Unfortunately, Israel’s efforts to minimize harm to the civilians of Gaza have been confounded by Hamas who consistently place civilians in the line of fire. Hamas, in clear violation of international law, gathers women and children around military targets to use them as human shields. This terrorist regime endangers the people of Gaza by using civilian homes, schools, mosques and hospitals as launching grounds for rockets fired at Israeli civilians and prides itself on the number of its own people martyred to the destruction of Israel. It preys on the moral conscience of the democratic world, which places a premium on innocent lives, knowing that Israel seeks to avoid killing the very same Palestinian civilians whom Hamas militants hide behind and deem dispensable. It is these abominable tactics of Hamas that leads to the “disproportionate” number of Palestinian civilian casualties and which should evoke international condemnation and outrage.
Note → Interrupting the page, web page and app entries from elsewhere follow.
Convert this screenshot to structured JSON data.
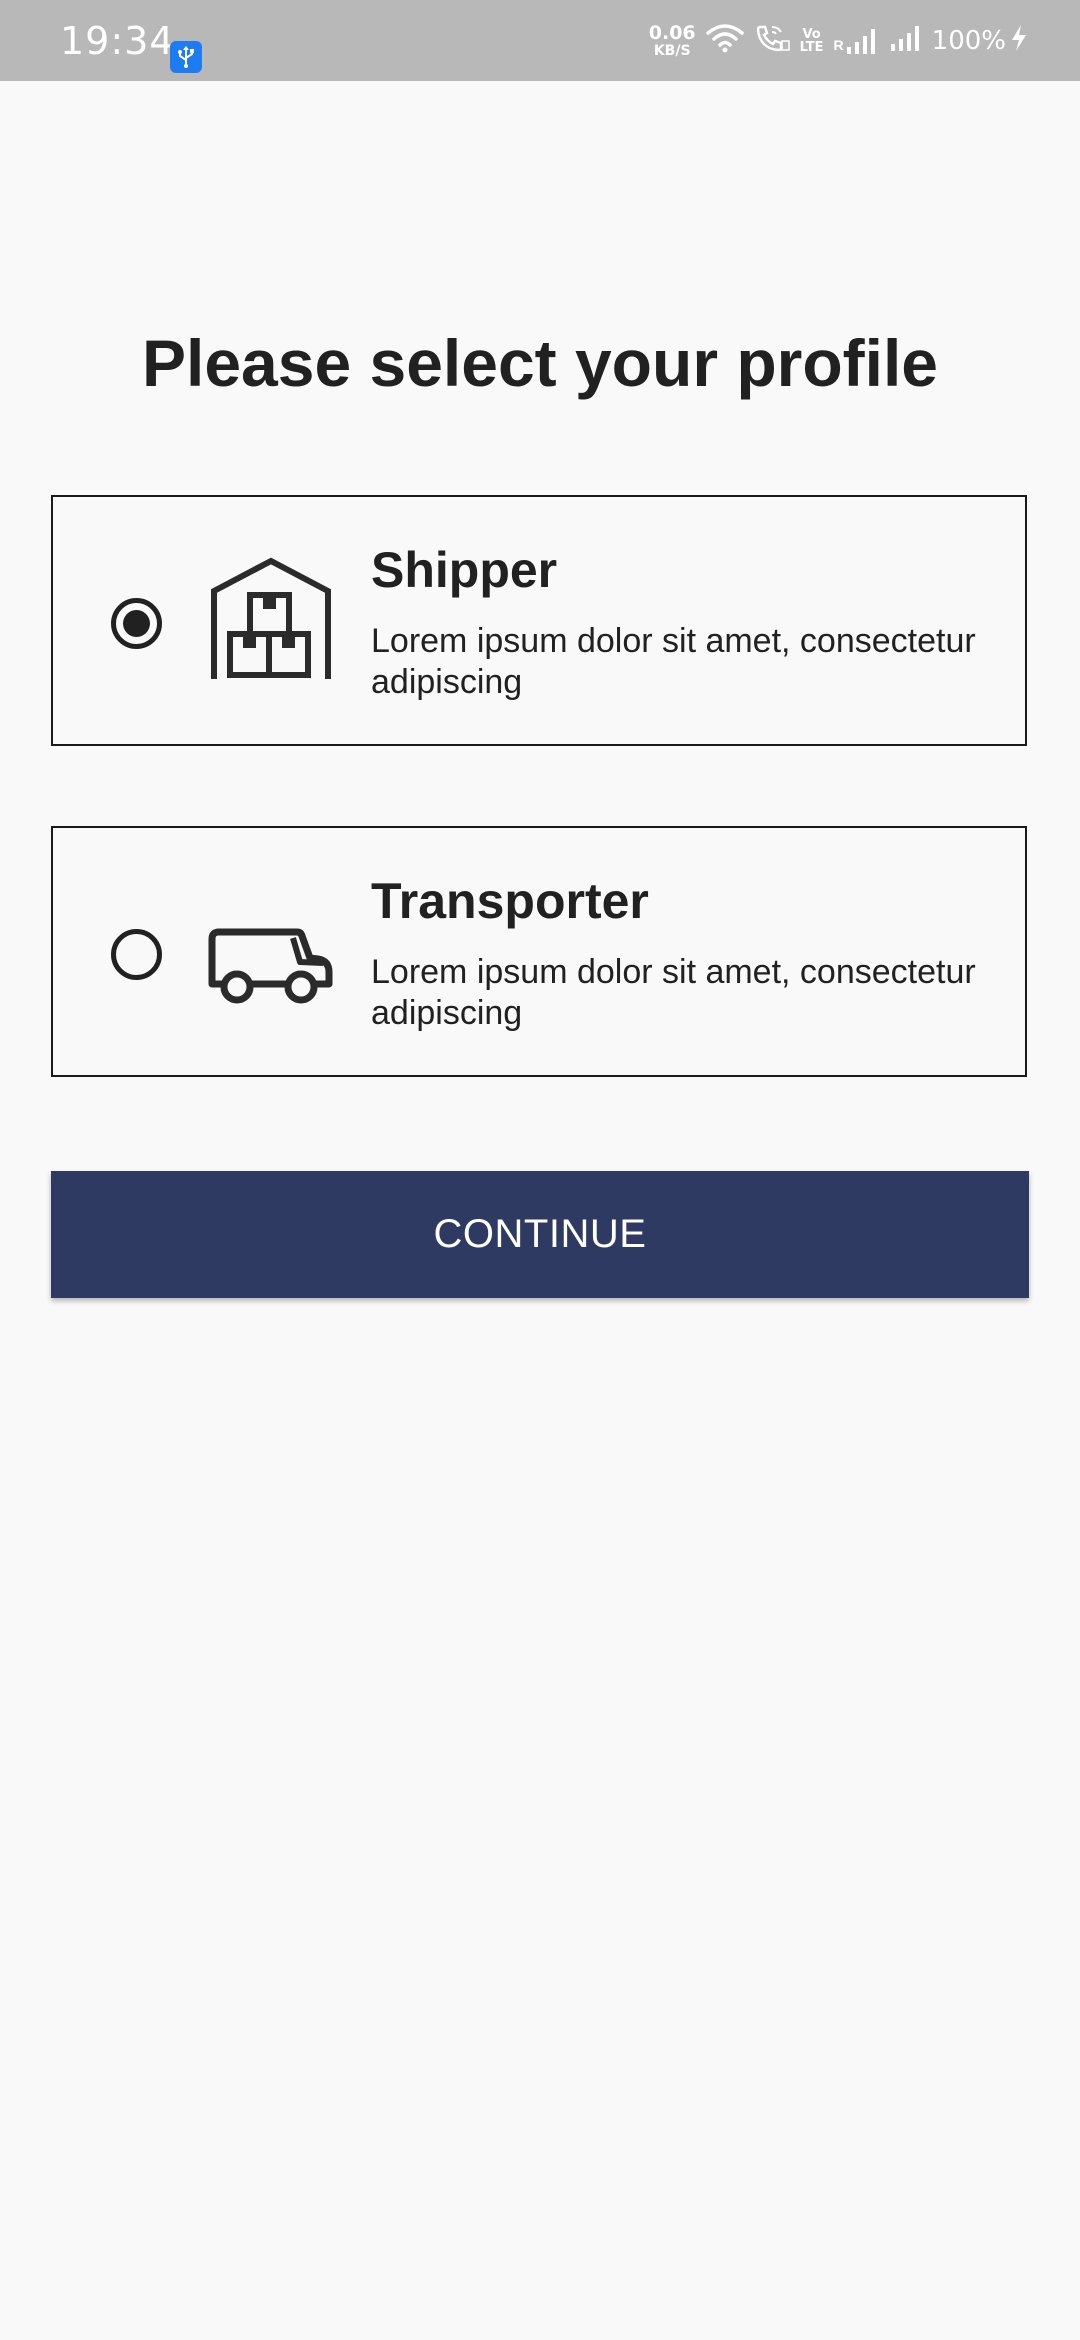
{
  "status_bar": {
    "time": "19:34",
    "net_speed_value": "0.06",
    "net_speed_unit": "KB/S",
    "volte_top": "Vo",
    "volte_bottom": "LTE",
    "roaming_label": "R",
    "battery": "100%",
    "icons": [
      "usb-icon",
      "wifi-icon",
      "wifi-calling-icon",
      "volte-icon",
      "signal-icon",
      "signal-icon",
      "charging-icon"
    ],
    "usb_badge_color": "#1e7cf2"
  },
  "page": {
    "title": "Please select your profile"
  },
  "profiles": [
    {
      "title": "Shipper",
      "description": "Lorem ipsum dolor sit amet, consectetur adipiscing",
      "icon": "warehouse-icon",
      "selected": true
    },
    {
      "title": "Transporter",
      "description": "Lorem ipsum dolor sit amet, consectetur adipiscing",
      "icon": "truck-icon",
      "selected": false
    }
  ],
  "continue_button": {
    "label": "CONTINUE",
    "color": "#2e3a61"
  }
}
We recognize the hardships and painful losses incurred by both sides of this conflict, but we also know that simplistic solutions based on distorted facts are not the answer. Blind calls for an “immediate cessation of hostilities” outside the context of a viable and sustainable security are short-sighted. While this may seem to be an attractive and “humanitarian” solution in the short term, it will not alleviate the plight of Palestinians who suffer under the policies of the Hamas regime nor bring safety to the civilians of Israel who currently live in terror of Hamas rockets.
Every person should rightly be pained by the death and suffering of innocent people wherever they may be. Nonetheless, espousing moral indignation in the face of a skewed and one-sided picture of an immensely complex situation simply delays finding appropriate solutions. How can a letter that calls for humanitarianism and civilian protection point to Israel’s “brutal attacks” while ignoring the countless Israeli efforts to protect Gazan civilians? Why was it deemed irrelevant to mention the significant role of Hamas in the number of Palestinian civilian deaths? It pains us that some would attempt to value the lives and security of one people over the lives and security of another, and to express solidarity with some innocents while ignoring others. As medical students committed to the sanctity and preservation of human life, we too express our grave concern for the protection of innocents and hope for a speedy but viable resolution so that both Palestinians and Israelis can live in peace and safety.”
Rebecca Braunstein, Albert Einstein College of Medicine, MSI
David Faleck, Albert Einstein College of Medicine, MSI
David Stern, Albert Einstein College of Medicine, MSII
I bless the signatories of this letter for keeping their heads about them when so many of their fellow medical students seem to be losing theirs. If a problem, whether it be medical or political, is not diagnosed properly, there can be no cure.